• _Data under study_

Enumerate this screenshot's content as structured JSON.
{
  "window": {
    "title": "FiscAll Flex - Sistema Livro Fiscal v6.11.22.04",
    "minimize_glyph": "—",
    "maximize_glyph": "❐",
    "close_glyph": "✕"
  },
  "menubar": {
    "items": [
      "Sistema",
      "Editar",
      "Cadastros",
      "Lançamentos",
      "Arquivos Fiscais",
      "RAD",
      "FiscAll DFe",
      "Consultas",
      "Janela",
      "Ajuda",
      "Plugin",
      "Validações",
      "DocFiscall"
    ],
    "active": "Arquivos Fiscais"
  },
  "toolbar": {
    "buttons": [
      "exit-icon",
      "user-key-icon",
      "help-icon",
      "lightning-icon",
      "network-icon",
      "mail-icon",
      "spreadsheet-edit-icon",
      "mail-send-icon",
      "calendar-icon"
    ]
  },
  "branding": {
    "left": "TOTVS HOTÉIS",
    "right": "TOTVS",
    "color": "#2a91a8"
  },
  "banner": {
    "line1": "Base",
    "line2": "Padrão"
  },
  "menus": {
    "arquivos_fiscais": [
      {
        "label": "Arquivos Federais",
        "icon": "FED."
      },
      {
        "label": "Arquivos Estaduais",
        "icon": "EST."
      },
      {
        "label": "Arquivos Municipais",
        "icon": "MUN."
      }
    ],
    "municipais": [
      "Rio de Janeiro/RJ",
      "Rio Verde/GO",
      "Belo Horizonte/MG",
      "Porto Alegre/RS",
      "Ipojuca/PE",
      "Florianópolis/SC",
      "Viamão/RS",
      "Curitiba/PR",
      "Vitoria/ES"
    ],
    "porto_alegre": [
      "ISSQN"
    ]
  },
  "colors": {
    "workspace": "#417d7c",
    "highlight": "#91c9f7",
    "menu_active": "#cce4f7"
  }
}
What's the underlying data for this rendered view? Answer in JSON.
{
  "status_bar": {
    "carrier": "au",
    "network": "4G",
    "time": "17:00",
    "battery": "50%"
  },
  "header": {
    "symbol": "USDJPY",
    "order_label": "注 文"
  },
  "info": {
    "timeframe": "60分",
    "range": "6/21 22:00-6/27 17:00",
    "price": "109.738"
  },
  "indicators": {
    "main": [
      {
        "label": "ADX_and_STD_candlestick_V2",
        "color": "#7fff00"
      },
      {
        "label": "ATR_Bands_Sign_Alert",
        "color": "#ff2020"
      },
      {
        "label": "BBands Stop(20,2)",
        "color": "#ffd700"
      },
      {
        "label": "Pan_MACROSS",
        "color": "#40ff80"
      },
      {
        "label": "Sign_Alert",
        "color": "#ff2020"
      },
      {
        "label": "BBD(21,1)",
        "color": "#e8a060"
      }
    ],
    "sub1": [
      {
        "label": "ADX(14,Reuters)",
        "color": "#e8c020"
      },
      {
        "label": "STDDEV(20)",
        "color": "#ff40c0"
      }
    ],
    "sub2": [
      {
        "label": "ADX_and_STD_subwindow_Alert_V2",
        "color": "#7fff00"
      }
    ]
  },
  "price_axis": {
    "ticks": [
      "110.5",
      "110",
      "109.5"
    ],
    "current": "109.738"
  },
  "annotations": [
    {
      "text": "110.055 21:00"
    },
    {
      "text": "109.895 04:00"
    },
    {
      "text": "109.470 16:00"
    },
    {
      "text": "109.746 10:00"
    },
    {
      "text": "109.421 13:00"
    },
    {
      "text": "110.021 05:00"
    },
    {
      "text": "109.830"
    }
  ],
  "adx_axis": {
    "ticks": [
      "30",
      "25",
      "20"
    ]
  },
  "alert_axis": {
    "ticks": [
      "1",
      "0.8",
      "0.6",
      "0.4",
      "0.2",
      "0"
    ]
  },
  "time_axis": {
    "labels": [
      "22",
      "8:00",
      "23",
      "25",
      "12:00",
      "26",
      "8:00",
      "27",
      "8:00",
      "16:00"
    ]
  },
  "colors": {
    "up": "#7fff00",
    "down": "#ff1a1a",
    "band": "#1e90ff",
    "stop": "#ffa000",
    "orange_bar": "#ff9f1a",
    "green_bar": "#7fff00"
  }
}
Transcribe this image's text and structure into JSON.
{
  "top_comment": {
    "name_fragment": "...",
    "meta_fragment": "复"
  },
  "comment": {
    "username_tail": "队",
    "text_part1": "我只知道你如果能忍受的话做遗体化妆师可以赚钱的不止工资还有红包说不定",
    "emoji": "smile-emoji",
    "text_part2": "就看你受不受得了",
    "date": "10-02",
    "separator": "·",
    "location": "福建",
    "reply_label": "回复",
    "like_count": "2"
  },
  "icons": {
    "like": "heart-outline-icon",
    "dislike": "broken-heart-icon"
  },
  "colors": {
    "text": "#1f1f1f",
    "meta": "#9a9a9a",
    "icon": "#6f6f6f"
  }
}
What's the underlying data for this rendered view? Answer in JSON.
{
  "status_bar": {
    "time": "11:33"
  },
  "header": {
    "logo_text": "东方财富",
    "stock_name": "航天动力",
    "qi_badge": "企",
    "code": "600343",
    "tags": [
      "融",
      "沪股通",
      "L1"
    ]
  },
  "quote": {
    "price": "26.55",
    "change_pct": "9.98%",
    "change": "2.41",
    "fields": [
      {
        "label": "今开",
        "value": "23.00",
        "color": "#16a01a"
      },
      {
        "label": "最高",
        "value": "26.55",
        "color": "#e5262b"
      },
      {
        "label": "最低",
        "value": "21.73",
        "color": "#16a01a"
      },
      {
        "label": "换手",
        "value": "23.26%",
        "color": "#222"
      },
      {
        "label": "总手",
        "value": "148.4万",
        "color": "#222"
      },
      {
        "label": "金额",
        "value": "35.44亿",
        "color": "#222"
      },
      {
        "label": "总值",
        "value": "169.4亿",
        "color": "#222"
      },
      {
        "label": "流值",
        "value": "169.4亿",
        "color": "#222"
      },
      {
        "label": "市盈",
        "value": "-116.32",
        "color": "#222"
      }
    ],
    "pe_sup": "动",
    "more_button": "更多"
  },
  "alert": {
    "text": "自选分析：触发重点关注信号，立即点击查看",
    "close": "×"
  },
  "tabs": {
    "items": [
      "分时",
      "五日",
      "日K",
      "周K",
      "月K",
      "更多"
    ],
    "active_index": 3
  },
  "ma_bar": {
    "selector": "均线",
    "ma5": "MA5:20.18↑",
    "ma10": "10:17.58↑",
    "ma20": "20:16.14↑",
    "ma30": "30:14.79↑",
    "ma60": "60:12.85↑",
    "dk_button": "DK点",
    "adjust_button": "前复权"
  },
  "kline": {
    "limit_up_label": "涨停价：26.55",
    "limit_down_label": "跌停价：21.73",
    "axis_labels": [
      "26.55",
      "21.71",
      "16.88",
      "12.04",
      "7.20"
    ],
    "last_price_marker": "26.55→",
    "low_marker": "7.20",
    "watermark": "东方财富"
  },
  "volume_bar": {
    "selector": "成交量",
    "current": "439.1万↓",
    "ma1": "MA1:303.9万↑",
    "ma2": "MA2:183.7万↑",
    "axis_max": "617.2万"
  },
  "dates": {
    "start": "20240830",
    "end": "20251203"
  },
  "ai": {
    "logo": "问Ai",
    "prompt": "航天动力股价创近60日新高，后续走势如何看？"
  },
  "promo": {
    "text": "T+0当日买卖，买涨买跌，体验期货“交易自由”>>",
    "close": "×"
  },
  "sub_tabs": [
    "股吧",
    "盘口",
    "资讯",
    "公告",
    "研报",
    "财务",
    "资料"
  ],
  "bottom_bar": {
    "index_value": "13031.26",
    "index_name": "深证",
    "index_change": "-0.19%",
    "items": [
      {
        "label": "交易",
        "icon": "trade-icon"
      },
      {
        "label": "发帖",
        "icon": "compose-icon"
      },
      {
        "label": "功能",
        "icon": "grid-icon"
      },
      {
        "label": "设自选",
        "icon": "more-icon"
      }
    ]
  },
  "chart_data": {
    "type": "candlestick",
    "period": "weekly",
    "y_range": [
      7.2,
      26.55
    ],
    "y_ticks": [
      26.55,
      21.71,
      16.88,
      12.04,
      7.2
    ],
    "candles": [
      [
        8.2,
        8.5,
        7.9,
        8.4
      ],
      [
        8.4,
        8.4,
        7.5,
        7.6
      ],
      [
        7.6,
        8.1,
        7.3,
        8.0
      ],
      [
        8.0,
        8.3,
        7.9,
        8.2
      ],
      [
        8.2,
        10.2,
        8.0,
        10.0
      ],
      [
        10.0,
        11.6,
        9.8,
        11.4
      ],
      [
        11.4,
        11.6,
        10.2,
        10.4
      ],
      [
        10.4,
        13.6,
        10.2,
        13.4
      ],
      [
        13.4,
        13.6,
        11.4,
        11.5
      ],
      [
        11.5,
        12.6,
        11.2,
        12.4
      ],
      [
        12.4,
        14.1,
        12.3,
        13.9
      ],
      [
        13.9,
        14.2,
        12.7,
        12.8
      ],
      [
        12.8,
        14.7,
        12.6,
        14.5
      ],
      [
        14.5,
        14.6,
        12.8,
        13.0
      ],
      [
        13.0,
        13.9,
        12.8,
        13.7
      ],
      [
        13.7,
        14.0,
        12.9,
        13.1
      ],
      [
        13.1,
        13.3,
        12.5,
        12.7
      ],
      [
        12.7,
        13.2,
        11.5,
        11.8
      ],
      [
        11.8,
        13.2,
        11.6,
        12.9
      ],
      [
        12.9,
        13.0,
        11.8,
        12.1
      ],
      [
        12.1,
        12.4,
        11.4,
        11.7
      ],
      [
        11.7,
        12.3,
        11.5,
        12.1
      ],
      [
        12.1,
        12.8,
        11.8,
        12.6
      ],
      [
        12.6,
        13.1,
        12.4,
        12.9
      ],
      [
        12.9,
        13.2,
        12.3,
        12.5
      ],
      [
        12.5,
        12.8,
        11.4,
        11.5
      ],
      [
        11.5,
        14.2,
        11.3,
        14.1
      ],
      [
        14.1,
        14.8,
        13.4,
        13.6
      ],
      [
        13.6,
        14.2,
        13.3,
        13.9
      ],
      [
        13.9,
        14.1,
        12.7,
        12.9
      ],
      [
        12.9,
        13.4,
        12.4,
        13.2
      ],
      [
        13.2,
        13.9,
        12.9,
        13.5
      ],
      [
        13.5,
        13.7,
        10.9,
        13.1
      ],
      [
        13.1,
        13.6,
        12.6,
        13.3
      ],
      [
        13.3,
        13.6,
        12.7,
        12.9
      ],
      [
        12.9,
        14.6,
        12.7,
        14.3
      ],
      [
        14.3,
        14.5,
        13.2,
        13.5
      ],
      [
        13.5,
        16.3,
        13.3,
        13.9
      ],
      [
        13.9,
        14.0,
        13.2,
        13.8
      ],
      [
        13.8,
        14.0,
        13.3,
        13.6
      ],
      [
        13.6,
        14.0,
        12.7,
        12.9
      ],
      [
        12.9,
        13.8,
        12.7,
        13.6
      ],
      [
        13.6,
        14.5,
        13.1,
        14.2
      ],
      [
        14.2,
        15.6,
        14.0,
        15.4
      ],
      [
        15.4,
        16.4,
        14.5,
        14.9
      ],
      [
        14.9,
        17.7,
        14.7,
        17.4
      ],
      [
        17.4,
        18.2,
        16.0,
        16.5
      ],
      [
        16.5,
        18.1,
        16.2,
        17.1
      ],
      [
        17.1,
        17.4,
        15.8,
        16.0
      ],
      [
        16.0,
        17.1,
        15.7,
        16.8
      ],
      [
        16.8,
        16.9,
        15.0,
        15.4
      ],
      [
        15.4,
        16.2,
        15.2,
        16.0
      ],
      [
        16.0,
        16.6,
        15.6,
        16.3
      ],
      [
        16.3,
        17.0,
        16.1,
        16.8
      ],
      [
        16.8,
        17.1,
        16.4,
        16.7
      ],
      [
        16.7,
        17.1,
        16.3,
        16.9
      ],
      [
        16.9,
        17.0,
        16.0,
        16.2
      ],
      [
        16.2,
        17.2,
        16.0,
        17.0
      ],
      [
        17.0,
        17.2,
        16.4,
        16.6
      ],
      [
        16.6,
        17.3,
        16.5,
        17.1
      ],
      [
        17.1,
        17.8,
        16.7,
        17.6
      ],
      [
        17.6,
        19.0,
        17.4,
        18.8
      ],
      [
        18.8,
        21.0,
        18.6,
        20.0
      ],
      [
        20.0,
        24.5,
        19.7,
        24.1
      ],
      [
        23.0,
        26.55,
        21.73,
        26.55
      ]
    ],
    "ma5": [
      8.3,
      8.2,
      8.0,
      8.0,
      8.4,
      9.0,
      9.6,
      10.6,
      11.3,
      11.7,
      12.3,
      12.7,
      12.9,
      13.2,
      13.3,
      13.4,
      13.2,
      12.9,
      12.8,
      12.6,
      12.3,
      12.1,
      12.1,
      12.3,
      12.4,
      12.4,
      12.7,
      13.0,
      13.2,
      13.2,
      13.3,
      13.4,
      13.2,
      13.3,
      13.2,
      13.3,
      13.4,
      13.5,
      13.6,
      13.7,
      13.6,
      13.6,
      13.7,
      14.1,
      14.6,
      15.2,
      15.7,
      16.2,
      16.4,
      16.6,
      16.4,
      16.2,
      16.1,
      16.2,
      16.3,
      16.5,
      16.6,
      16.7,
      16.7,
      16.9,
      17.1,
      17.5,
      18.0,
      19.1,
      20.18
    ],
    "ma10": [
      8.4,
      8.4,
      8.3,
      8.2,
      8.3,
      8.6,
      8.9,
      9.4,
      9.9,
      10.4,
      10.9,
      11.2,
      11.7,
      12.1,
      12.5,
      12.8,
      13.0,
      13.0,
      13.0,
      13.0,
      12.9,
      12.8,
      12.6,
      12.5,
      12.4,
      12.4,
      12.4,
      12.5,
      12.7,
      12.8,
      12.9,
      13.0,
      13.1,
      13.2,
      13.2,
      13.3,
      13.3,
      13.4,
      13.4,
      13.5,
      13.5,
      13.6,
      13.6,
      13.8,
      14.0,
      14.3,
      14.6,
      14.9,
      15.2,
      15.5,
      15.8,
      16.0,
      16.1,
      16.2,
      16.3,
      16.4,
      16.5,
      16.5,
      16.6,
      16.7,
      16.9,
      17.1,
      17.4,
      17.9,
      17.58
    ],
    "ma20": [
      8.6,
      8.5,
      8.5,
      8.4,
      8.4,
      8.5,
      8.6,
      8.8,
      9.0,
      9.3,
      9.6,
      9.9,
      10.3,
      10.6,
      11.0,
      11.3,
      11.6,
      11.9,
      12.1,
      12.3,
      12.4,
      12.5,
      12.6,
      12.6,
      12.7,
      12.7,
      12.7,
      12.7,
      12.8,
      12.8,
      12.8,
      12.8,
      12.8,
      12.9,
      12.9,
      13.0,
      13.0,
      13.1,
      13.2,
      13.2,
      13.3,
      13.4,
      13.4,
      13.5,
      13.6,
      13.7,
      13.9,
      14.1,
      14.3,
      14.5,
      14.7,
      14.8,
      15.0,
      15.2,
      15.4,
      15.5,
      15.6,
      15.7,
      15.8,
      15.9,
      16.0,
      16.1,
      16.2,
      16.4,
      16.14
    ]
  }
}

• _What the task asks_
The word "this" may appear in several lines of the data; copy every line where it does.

• _Your solution_
Enumerate this screenshot's content as structured JSON.
What's the underlying data for this rendered view? Answer in JSON.
Transcribe this image's text and structure into JSON.
What's the underlying data for this rendered view? Answer in JSON.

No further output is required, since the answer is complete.